=== What to work on ===
The reply must reproduce each line below exactly.

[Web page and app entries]
------
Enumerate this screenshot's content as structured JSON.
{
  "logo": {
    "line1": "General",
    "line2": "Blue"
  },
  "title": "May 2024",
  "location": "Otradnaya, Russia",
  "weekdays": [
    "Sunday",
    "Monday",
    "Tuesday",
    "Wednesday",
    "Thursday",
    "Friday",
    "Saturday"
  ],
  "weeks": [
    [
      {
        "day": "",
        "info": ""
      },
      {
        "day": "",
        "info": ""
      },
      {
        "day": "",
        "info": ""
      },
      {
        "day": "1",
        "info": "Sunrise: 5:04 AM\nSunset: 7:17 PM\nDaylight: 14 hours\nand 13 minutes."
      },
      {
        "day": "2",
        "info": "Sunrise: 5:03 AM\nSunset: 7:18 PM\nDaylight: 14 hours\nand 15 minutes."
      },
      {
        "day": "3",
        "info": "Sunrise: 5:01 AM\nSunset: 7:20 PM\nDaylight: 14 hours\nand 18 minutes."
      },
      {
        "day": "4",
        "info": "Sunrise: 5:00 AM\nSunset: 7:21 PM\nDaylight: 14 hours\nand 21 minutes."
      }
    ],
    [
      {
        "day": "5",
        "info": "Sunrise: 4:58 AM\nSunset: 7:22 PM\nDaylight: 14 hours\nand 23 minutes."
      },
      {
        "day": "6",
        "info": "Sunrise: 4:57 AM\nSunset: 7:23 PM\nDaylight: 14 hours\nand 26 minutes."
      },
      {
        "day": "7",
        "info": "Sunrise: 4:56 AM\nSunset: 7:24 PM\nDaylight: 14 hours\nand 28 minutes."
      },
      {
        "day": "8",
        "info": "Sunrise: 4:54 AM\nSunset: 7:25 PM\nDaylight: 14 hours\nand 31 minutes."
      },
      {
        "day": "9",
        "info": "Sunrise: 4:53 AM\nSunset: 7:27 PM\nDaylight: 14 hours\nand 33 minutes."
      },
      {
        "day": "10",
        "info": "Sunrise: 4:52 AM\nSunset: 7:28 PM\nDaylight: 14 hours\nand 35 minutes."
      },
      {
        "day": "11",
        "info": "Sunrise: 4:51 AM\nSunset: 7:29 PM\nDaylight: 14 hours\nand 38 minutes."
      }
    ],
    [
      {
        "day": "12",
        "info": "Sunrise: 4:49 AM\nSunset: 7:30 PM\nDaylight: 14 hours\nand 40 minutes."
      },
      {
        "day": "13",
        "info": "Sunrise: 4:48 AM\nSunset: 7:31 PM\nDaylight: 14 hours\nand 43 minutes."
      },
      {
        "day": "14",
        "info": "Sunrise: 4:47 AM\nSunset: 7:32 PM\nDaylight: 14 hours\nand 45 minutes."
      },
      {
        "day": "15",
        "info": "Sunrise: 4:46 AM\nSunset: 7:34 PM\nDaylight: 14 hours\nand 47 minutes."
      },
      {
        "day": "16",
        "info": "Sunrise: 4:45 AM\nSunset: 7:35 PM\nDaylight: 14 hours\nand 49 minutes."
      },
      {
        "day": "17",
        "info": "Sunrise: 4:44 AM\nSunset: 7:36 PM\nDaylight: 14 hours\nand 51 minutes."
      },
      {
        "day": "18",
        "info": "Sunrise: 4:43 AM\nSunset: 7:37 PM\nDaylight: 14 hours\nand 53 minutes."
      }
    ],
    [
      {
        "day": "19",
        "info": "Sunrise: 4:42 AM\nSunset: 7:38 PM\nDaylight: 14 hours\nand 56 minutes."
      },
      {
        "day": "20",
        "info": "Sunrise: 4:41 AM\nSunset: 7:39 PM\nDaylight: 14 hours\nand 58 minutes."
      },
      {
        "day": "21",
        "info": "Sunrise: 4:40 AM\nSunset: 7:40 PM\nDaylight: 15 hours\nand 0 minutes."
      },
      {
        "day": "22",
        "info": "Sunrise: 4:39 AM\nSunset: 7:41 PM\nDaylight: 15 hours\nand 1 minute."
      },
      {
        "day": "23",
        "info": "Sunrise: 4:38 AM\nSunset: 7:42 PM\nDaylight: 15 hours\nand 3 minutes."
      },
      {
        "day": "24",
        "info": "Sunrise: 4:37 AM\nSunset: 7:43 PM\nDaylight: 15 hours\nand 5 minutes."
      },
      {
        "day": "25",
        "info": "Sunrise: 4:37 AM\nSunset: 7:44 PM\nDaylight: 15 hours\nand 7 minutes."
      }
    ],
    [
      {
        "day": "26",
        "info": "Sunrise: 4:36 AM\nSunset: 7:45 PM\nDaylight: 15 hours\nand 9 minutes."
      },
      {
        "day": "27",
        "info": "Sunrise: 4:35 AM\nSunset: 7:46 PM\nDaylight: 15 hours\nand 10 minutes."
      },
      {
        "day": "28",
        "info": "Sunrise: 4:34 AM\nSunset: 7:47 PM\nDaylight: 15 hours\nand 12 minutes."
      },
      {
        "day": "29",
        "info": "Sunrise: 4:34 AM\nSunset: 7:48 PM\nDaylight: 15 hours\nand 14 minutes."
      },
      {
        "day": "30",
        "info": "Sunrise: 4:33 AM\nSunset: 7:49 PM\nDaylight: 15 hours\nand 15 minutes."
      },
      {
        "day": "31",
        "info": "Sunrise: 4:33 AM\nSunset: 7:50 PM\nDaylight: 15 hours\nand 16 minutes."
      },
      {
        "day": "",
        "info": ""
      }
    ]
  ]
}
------
=== Exercise response ===
Enumerate this screenshot's content as structured JSON.
{
  "logo": {
    "line1": "General",
    "line2": "Blue"
  },
  "title": "May 2024",
  "location": "Otradnaya, Russia",
  "weekdays": [
    "Sunday",
    "Monday",
    "Tuesday",
    "Wednesday",
    "Thursday",
    "Friday",
    "Saturday"
  ],
  "weeks": [
    [
      {
        "day": "",
        "info": ""
      },
      {
        "day": "",
        "info": ""
      },
      {
        "day": "",
        "info": ""
      },
      {
        "day": "1",
        "info": "Sunrise: 5:04 AM\nSunset: 7:17 PM\nDaylight: 14 hours\nand 13 minutes."
      },
      {
        "day": "2",
        "info": "Sunrise: 5:03 AM\nSunset: 7:18 PM\nDaylight: 14 hours\nand 15 minutes."
      },
      {
        "day": "3",
        "info": "Sunrise: 5:01 AM\nSunset: 7:20 PM\nDaylight: 14 hours\nand 18 minutes."
      },
      {
        "day": "4",
        "info": "Sunrise: 5:00 AM\nSunset: 7:21 PM\nDaylight: 14 hours\nand 21 minutes."
      }
    ],
    [
      {
        "day": "5",
        "info": "Sunrise: 4:58 AM\nSunset: 7:22 PM\nDaylight: 14 hours\nand 23 minutes."
      },
      {
        "day": "6",
        "info": "Sunrise: 4:57 AM\nSunset: 7:23 PM\nDaylight: 14 hours\nand 26 minutes."
      },
      {
        "day": "7",
        "info": "Sunrise: 4:56 AM\nSunset: 7:24 PM\nDaylight: 14 hours\nand 28 minutes."
      },
      {
        "day": "8",
        "info": "Sunrise: 4:54 AM\nSunset: 7:25 PM\nDaylight: 14 hours\nand 31 minutes."
      },
      {
        "day": "9",
        "info": "Sunrise: 4:53 AM\nSunset: 7:27 PM\nDaylight: 14 hours\nand 33 minutes."
      },
      {
        "day": "10",
        "info": "Sunrise: 4:52 AM\nSunset: 7:28 PM\nDaylight: 14 hours\nand 35 minutes."
      },
      {
        "day": "11",
        "info": "Sunrise: 4:51 AM\nSunset: 7:29 PM\nDaylight: 14 hours\nand 38 minutes."
      }
    ],
    [
      {
        "day": "12",
        "info": "Sunrise: 4:49 AM\nSunset: 7:30 PM\nDaylight: 14 hours\nand 40 minutes."
      },
      {
        "day": "13",
        "info": "Sunrise: 4:48 AM\nSunset: 7:31 PM\nDaylight: 14 hours\nand 43 minutes."
      },
      {
        "day": "14",
        "info": "Sunrise: 4:47 AM\nSunset: 7:32 PM\nDaylight: 14 hours\nand 45 minutes."
      },
      {
        "day": "15",
        "info": "Sunrise: 4:46 AM\nSunset: 7:34 PM\nDaylight: 14 hours\nand 47 minutes."
      },
      {
        "day": "16",
        "info": "Sunrise: 4:45 AM\nSunset: 7:35 PM\nDaylight: 14 hours\nand 49 minutes."
      },
      {
        "day": "17",
        "info": "Sunrise: 4:44 AM\nSunset: 7:36 PM\nDaylight: 14 hours\nand 51 minutes."
      },
      {
        "day": "18",
        "info": "Sunrise: 4:43 AM\nSunset: 7:37 PM\nDaylight: 14 hours\nand 53 minutes."
      }
    ],
    [
      {
        "day": "19",
        "info": "Sunrise: 4:42 AM\nSunset: 7:38 PM\nDaylight: 14 hours\nand 56 minutes."
      },
      {
        "day": "20",
        "info": "Sunrise: 4:41 AM\nSunset: 7:39 PM\nDaylight: 14 hours\nand 58 minutes."
      },
      {
        "day": "21",
        "info": "Sunrise: 4:40 AM\nSunset: 7:40 PM\nDaylight: 15 hours\nand 0 minutes."
      },
      {
        "day": "22",
        "info": "Sunrise: 4:39 AM\nSunset: 7:41 PM\nDaylight: 15 hours\nand 1 minute."
      },
      {
        "day": "23",
        "info": "Sunrise: 4:38 AM\nSunset: 7:42 PM\nDaylight: 15 hours\nand 3 minutes."
      },
      {
        "day": "24",
        "info": "Sunrise: 4:37 AM\nSunset: 7:43 PM\nDaylight: 15 hours\nand 5 minutes."
      },
      {
        "day": "25",
        "info": "Sunrise: 4:37 AM\nSunset: 7:44 PM\nDaylight: 15 hours\nand 7 minutes."
      }
    ],
    [
      {
        "day": "26",
        "info": "Sunrise: 4:36 AM\nSunset: 7:45 PM\nDaylight: 15 hours\nand 9 minutes."
      },
      {
        "day": "27",
        "info": "Sunrise: 4:35 AM\nSunset: 7:46 PM\nDaylight: 15 hours\nand 10 minutes."
      },
      {
        "day": "28",
        "info": "Sunrise: 4:34 AM\nSunset: 7:47 PM\nDaylight: 15 hours\nand 12 minutes."
      },
      {
        "day": "29",
        "info": "Sunrise: 4:34 AM\nSunset: 7:48 PM\nDaylight: 15 hours\nand 14 minutes."
      },
      {
        "day": "30",
        "info": "Sunrise: 4:33 AM\nSunset: 7:49 PM\nDaylight: 15 hours\nand 15 minutes."
      },
      {
        "day": "31",
        "info": "Sunrise: 4:33 AM\nSunset: 7:50 PM\nDaylight: 15 hours\nand 16 minutes."
      },
      {
        "day": "",
        "info": ""
      }
    ]
  ]
}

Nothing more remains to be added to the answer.